  • Family of compounds found in plants, plant oils, fish oils, and meats

  • Synthesized by the bacteria in the colon and are absorbed (10% of needs)

Role of vitamin k
Role of Vitamin K

  • Role in the coagulation process

    • Contributes to the synthesis of several blood-clotting factors

  • Helps form proteins present in bone, muscle, and kidneys

    • Imparts calcium-binding potential

    • Poor intake linked to increase in hip fractures

Vitamin k in newborns
Vitamin K in Newborns

  • Newborn’s intestinal tract lacks bacteria to allow blood to clot effectively

  • Vitamin K is routinely given by injection shortly after birth to bridge the gap

  • May also occur in adults with chronic malabsorption

Drugs and vitamin k
Drugs and Vitamin K

  • Anticoagulant

    • Lessens vitamin K reactivation

    • Lessens blood clotting process

    • Monitor vitamin K intake

  • Antibiotics

    • Destroy intestinal bacteria

    • Inhibit vitamin K synthesis and absorption

    • Potential for excessive bleeding

Food sources of vitamin k
Food Sources of Vitamin K

  • Liver

  • Green leafy vegetables

  • Broccoli

  • Peas

  • Green beans

  • Soybeans/canola oil

  • Resistant to cooking losses

  • Limited vitamin K stored in the body

Adequate intake for vitamin k
Adequate Intake for Vitamin K

  • 90 ug/day for women

  • 120 ug/day for men

  • Amount met by most

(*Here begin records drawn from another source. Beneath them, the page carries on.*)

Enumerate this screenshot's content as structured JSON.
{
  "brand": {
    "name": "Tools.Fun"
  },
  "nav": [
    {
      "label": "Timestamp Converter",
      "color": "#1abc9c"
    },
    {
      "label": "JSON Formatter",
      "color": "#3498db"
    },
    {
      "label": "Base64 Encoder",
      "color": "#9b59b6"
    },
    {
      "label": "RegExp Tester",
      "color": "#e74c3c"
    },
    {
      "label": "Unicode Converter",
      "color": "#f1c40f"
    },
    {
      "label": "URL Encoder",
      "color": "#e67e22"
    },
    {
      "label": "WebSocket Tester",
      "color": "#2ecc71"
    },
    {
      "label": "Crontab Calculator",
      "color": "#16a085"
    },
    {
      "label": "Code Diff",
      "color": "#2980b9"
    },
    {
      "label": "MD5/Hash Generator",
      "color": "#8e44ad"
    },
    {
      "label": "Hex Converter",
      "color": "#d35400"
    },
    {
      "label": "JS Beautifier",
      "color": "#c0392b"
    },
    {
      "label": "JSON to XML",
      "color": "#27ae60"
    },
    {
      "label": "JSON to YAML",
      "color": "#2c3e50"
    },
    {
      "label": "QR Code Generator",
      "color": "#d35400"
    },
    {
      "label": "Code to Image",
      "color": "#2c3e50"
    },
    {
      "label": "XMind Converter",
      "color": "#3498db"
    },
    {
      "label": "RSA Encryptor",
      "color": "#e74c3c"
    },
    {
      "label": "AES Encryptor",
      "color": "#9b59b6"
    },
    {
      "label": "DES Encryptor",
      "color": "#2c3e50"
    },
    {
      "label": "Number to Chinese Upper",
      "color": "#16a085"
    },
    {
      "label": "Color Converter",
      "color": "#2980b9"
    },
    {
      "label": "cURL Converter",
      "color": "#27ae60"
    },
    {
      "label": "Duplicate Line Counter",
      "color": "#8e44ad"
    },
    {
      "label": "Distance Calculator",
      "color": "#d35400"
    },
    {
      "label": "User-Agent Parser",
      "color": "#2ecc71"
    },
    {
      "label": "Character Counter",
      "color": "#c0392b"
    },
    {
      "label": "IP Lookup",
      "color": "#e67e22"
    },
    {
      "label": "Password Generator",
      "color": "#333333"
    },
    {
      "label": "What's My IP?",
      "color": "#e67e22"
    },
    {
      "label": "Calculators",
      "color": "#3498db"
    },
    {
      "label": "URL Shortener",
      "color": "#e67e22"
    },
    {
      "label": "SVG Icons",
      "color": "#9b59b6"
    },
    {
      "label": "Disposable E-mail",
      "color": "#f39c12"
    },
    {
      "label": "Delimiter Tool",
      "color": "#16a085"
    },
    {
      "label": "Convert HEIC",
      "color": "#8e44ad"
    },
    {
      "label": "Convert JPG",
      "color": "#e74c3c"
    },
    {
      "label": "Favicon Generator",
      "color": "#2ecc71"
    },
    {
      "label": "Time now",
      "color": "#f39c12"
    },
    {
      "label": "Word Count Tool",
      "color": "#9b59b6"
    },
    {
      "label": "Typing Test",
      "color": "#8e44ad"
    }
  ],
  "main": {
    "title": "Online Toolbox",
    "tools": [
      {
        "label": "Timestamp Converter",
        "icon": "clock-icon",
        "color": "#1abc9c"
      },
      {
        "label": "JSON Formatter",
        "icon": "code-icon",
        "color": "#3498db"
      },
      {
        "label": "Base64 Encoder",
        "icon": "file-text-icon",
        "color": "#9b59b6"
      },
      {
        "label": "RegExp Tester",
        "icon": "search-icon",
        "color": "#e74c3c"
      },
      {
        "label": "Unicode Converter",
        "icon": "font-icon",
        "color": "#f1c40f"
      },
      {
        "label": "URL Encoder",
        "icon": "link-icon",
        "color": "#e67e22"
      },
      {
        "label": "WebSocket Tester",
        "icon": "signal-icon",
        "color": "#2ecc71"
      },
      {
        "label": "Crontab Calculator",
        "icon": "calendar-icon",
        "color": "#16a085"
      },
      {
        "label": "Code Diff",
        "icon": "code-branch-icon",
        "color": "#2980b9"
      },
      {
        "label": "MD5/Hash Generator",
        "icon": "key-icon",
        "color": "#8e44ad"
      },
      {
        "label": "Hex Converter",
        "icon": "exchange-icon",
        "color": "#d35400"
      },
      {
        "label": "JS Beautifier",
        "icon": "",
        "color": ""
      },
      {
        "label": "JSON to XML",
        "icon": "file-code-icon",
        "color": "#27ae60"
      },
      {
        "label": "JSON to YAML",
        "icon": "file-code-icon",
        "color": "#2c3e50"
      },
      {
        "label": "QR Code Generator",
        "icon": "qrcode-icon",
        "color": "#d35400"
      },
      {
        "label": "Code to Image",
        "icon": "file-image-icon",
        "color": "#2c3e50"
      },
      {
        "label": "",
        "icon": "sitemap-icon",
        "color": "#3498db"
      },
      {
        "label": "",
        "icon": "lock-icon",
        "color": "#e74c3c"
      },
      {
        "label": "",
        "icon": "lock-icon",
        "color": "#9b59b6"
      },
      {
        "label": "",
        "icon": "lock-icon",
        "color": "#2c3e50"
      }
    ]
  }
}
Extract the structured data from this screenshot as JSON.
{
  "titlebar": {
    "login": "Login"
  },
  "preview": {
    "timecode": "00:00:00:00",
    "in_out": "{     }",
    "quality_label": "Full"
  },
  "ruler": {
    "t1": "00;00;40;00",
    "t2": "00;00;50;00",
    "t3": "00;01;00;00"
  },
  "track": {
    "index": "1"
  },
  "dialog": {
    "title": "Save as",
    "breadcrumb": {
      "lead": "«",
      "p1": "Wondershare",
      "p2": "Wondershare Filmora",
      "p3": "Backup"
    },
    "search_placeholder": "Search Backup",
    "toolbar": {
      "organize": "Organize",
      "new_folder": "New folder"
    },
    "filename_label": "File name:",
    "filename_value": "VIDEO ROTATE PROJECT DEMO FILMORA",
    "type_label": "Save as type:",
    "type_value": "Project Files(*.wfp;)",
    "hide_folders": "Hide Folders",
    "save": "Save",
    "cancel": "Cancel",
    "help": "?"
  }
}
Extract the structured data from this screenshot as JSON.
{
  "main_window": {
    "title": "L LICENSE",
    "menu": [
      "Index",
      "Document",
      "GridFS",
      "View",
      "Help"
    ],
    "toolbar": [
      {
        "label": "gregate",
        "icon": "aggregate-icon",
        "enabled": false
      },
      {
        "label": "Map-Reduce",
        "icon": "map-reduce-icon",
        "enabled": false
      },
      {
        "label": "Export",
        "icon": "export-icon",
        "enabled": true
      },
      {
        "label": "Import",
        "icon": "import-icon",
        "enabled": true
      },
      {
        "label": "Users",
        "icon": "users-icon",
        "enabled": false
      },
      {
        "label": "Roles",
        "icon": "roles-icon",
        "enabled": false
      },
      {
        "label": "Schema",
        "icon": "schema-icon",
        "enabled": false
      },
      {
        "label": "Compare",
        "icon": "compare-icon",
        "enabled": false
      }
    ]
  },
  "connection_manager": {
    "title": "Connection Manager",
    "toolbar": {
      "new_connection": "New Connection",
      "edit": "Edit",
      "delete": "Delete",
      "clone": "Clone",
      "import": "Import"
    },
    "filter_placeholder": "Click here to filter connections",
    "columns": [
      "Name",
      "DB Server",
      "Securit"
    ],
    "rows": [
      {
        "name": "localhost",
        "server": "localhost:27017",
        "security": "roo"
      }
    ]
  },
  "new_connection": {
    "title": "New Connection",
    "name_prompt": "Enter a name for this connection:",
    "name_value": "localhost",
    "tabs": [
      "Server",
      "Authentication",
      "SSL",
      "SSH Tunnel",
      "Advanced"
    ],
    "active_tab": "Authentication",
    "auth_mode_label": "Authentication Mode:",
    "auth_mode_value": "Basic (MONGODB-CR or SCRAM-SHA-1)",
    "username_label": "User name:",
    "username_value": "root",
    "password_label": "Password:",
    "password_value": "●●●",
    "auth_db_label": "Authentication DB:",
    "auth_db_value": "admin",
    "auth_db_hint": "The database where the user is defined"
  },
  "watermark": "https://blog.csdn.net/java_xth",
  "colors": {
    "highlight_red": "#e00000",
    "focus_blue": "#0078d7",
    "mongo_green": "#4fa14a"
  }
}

  • Excess vitamins A and E interferes with vitamin K

  • Newborns are injected with vitamin K (breast milk is a poor source)

  • Toxicity unlikely; readily excreted